▶ **Data to use**
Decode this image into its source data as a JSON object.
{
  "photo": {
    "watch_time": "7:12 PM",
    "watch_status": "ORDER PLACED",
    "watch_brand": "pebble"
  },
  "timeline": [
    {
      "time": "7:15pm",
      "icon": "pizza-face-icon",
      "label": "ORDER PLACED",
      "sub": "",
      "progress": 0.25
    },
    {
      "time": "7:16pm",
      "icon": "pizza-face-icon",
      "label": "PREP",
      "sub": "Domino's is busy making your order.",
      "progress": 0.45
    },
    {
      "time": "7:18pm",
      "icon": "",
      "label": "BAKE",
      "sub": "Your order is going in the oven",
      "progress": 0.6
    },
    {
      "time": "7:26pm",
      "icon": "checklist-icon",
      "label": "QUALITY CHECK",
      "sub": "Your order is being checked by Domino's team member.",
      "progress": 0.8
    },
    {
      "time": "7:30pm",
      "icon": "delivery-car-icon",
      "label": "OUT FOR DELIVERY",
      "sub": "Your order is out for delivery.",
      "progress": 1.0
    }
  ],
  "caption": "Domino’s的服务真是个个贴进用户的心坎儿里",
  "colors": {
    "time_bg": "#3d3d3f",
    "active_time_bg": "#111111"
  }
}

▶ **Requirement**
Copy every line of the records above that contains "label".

▶ **Answer space**
      "label": "ORDER PLACED",
      "label": "PREP",
      "label": "BAKE",
      "label": "QUALITY CHECK",
      "label": "OUT FOR DELIVERY",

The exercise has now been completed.